Alan Greenspan once famously told a senator, “If you understood what I said, I must have misspoken.” I recently gave a talk on effective communication and I used this quote to capture the essence of so much communication that is intentionally misleading or misdirecting. Communicating is hard enough without one party working against the process.
I also used the classic Abbott and Costello skit “Who’s on first?” (shown below) as a perfect example of two people discussing the same topic but not communicating at all. Is it any wonder that communication routinely ranks as a serious issue within small and large companies alike?
Webster’s defines communication as “a process by which information is exchanged between individuals through a common system of symbols, signs, or behavior”. A recent Google search of “effective communication” yielded 52,300,000 results. A search for books on communication through Amazon produced 671,425 results. Perhaps no subject has produced so much “help” with such minimal results.
We communicate for three basic reasons: to inform, to persuade, or to entertain. All of our efforts at communicating fall into three categories: verbal, non-verbal, and written. The Foxwood Associates Leadership Competency Model identifies five core communication competencies for effective communication:
- Active Communication
- Informal Communication
- Listening Skills
- Writing Skills
- Presentation Skills
These competencies form the framework of effective communication for business leaders. Here are some general rules that apply to the exercise of the effective communication competencies:
If you are the “sender”:
- How important is the information you are sending?
- Who needs to know the information?
- How will you share the information?
- What do you want done with the information?
- How will you know if the information was received and understood?
If you are the “receiver”:
- Be present and engaged.
- Be an active listener.
- Ask questions.
- Repeat information back to the sender.
- Get agreement.
Remember, effective communication is the “grease” that makes everything else in business flow smoothly. To a large extent, a company’s success is limited by its ability to communicate information effectively and efficiently. In the absence of information people will tend to make up their own story. The information created by employees, suppliers, and customers to fill an information gap is at best inaccurate and at worst divisive and destructive.
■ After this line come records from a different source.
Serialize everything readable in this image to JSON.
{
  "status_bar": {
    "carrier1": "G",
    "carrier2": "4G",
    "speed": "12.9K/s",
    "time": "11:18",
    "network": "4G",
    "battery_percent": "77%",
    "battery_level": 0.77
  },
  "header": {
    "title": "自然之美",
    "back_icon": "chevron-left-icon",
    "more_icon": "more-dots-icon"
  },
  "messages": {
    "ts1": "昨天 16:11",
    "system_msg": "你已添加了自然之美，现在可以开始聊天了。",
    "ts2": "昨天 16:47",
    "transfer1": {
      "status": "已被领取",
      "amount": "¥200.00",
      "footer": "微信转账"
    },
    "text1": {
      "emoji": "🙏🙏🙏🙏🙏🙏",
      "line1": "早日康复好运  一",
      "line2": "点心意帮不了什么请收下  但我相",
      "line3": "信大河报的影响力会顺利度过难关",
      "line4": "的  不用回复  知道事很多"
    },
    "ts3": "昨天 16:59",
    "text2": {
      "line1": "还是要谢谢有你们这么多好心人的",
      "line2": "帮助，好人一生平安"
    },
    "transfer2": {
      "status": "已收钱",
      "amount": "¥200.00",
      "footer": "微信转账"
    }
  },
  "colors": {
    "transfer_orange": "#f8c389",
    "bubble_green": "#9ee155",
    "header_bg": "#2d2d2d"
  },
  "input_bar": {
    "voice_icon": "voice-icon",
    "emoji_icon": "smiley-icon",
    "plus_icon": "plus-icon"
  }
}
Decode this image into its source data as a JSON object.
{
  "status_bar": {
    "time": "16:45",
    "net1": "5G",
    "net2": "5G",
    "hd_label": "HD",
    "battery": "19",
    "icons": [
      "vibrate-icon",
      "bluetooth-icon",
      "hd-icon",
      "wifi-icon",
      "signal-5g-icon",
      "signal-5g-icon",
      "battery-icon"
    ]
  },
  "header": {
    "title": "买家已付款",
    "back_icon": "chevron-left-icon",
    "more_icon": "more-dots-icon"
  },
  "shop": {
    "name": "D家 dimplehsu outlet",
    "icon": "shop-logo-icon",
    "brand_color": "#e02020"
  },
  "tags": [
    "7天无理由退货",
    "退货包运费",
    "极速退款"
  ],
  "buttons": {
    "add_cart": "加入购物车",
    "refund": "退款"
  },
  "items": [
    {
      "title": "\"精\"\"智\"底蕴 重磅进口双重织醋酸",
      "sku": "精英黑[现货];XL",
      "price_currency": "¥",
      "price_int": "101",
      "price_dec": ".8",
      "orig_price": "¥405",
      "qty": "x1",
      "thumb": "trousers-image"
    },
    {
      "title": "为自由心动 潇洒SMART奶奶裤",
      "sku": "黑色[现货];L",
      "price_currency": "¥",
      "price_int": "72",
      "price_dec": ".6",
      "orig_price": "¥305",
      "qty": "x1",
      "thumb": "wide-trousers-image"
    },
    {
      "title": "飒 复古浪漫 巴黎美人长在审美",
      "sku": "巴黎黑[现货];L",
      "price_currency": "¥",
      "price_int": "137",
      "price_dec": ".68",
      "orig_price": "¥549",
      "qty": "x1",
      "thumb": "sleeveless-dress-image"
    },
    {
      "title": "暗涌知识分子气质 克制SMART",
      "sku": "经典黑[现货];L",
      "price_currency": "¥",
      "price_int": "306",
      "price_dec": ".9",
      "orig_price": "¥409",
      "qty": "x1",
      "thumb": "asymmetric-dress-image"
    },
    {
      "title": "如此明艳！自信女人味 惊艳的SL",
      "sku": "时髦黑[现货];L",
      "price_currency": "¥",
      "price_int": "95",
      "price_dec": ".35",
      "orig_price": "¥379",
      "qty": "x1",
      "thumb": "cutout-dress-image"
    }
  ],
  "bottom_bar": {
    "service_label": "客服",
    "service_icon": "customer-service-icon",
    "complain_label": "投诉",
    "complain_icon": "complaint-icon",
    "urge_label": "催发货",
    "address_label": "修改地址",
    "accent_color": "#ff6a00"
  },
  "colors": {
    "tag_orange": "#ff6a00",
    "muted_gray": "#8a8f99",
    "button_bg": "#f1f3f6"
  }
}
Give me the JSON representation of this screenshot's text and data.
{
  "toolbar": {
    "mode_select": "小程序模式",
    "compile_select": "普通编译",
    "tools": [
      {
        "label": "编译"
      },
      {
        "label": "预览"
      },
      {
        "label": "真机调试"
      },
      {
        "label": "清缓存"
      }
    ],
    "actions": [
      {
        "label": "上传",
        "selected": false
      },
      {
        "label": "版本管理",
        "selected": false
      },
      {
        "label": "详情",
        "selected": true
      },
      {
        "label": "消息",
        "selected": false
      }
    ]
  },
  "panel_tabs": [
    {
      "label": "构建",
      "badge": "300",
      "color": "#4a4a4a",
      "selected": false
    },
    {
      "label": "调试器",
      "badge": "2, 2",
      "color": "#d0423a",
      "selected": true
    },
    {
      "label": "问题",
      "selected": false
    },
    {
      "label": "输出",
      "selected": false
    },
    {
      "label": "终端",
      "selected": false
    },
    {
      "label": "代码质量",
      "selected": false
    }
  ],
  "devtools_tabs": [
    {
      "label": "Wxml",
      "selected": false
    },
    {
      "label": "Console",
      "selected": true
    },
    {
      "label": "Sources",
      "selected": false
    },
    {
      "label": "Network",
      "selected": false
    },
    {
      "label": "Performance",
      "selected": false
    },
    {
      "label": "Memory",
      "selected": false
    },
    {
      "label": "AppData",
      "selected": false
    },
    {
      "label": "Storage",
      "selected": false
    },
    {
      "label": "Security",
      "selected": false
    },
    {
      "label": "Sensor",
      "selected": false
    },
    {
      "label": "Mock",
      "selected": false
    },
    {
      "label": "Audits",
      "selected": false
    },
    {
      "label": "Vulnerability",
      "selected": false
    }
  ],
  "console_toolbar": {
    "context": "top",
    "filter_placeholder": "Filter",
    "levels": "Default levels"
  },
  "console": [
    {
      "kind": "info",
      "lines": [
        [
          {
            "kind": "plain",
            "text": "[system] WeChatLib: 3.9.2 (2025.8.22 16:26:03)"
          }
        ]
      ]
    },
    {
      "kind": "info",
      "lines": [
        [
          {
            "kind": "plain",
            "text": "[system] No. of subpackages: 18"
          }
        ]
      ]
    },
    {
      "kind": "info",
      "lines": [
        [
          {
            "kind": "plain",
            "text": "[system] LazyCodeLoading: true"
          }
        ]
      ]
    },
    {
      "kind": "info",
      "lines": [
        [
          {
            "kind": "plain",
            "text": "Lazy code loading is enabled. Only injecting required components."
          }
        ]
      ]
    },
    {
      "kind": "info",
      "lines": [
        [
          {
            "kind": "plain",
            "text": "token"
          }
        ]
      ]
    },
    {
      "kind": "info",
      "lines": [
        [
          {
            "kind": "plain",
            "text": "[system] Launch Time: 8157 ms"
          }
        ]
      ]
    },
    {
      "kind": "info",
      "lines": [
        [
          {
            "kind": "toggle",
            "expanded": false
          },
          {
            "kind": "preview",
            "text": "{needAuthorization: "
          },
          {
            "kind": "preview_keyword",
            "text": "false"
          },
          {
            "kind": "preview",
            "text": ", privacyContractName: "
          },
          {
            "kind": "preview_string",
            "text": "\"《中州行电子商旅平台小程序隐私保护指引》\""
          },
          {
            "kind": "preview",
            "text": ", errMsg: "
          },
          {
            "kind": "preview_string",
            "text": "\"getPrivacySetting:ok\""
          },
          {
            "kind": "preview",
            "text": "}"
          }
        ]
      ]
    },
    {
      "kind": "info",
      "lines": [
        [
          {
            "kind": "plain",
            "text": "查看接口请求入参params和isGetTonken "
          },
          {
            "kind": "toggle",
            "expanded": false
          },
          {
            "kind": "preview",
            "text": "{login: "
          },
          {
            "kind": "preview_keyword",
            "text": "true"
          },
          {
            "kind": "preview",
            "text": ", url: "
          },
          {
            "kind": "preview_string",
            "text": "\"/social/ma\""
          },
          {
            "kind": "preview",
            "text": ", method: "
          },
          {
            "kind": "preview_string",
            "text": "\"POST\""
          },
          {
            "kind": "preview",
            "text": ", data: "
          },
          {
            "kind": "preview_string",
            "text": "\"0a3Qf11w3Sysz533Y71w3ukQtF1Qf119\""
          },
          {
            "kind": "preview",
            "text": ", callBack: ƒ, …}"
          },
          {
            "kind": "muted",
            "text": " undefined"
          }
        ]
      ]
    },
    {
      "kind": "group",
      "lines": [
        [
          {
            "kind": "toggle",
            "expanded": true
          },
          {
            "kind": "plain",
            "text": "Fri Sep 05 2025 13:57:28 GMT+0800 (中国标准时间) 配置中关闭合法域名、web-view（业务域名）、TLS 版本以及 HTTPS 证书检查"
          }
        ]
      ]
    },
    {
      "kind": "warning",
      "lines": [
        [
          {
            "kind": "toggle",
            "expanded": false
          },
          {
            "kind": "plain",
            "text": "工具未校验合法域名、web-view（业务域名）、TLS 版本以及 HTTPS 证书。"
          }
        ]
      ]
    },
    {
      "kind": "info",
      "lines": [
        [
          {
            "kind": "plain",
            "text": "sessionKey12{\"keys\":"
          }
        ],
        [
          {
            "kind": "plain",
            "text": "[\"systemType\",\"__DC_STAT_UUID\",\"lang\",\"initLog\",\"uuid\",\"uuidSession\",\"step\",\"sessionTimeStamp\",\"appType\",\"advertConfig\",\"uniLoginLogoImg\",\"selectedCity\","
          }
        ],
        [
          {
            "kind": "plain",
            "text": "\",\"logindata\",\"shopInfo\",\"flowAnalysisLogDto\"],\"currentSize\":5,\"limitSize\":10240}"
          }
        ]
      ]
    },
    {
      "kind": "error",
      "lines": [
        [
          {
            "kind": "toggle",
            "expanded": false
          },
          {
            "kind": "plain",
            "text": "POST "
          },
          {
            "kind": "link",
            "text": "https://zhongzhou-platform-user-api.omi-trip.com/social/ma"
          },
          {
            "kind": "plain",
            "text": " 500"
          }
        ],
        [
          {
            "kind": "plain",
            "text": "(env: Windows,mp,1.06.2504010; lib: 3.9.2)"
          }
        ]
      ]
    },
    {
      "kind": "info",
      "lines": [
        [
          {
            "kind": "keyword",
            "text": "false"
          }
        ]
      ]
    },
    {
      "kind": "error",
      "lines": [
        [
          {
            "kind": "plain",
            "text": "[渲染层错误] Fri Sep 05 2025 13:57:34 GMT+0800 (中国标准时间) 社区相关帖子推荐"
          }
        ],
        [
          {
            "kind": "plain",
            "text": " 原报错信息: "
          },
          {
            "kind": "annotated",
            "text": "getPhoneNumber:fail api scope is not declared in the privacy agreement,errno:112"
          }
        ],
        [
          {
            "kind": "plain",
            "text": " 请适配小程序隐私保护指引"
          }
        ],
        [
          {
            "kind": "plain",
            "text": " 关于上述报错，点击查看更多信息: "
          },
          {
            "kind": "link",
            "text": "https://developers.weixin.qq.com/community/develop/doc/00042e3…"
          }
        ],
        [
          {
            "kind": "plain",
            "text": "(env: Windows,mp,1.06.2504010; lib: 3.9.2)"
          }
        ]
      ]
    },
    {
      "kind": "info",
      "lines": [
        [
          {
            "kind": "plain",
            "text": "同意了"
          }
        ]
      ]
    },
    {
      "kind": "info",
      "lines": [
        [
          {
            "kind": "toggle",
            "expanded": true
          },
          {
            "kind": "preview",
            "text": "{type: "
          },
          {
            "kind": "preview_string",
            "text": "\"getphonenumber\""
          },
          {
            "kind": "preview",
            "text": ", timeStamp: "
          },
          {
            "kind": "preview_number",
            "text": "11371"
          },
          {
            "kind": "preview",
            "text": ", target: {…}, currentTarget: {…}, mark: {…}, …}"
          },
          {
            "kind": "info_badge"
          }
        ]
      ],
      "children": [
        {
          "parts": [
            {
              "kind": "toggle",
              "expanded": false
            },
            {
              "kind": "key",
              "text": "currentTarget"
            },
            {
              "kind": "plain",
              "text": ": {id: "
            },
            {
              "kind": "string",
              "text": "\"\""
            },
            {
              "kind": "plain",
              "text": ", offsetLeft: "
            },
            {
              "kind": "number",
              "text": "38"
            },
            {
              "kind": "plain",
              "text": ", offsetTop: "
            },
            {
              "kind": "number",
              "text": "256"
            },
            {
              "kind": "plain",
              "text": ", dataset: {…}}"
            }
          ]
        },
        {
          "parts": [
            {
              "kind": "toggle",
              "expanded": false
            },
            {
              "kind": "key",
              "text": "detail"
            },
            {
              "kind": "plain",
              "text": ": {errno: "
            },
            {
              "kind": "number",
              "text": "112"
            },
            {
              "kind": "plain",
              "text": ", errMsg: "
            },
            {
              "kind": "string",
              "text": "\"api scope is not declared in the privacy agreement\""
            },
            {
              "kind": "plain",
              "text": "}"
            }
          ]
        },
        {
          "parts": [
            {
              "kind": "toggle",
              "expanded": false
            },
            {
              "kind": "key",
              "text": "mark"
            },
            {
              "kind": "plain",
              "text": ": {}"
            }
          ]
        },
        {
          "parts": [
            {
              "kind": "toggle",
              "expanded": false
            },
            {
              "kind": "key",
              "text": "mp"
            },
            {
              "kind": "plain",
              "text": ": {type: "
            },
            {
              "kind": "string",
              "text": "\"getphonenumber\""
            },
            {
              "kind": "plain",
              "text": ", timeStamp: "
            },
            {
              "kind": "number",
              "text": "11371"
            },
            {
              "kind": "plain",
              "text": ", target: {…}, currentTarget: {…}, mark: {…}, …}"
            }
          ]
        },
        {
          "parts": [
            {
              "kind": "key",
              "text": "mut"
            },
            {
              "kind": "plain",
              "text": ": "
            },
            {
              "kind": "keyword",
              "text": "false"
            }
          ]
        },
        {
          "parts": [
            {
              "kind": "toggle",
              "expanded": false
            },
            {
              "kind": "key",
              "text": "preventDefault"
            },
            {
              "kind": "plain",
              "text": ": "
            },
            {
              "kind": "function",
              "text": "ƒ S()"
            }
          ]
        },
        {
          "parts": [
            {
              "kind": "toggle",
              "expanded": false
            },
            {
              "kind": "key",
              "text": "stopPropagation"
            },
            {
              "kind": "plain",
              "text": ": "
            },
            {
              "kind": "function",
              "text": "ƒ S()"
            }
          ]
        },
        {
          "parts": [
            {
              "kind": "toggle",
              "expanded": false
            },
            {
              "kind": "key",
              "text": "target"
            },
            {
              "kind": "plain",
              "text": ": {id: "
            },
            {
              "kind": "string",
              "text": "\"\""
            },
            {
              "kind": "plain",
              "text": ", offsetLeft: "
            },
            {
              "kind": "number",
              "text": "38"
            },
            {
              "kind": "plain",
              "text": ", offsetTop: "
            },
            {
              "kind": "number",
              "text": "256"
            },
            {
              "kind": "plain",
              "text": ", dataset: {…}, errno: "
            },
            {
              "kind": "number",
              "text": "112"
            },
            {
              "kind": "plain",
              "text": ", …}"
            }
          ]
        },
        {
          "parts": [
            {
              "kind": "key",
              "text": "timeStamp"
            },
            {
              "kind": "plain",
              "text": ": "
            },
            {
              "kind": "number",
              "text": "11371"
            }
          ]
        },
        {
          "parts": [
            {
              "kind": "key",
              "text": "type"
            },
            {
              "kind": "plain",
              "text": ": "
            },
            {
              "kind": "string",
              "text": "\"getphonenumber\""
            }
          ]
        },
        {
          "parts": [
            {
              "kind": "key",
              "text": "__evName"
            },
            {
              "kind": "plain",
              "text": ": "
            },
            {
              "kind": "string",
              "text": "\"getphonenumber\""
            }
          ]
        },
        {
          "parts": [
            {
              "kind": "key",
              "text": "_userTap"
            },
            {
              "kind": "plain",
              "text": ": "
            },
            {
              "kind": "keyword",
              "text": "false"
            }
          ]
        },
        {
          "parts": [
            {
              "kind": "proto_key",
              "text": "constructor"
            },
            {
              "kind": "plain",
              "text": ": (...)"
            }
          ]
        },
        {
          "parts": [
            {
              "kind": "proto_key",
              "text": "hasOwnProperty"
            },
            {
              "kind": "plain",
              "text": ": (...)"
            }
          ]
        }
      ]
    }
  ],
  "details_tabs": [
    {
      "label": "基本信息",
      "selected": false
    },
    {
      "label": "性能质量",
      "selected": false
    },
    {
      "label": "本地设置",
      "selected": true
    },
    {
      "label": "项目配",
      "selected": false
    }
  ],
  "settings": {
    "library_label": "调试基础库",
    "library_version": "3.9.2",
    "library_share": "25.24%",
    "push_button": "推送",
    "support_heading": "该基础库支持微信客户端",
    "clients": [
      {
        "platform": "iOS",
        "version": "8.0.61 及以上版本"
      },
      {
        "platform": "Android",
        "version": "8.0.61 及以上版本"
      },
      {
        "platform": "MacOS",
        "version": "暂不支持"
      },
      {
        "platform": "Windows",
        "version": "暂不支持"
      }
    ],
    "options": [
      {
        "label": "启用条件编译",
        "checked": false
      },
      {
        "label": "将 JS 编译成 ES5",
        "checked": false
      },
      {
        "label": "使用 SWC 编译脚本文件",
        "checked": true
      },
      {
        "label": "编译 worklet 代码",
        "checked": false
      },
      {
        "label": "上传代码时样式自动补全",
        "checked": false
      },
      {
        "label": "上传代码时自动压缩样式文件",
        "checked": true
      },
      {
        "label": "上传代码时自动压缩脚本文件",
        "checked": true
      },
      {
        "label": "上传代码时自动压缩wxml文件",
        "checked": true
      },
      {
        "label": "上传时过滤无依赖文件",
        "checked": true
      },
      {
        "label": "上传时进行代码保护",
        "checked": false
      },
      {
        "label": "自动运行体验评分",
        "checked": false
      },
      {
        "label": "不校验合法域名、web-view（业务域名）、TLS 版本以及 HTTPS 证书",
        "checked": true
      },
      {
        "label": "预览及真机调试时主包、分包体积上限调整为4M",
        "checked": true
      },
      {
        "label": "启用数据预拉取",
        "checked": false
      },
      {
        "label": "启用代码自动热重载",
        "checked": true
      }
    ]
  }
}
An effective and efficient communication process is essential for the long term success of any organization. Getting there, and staying there, requires continuous evaluation and attention as other organizational processes are developed, modified, and improved.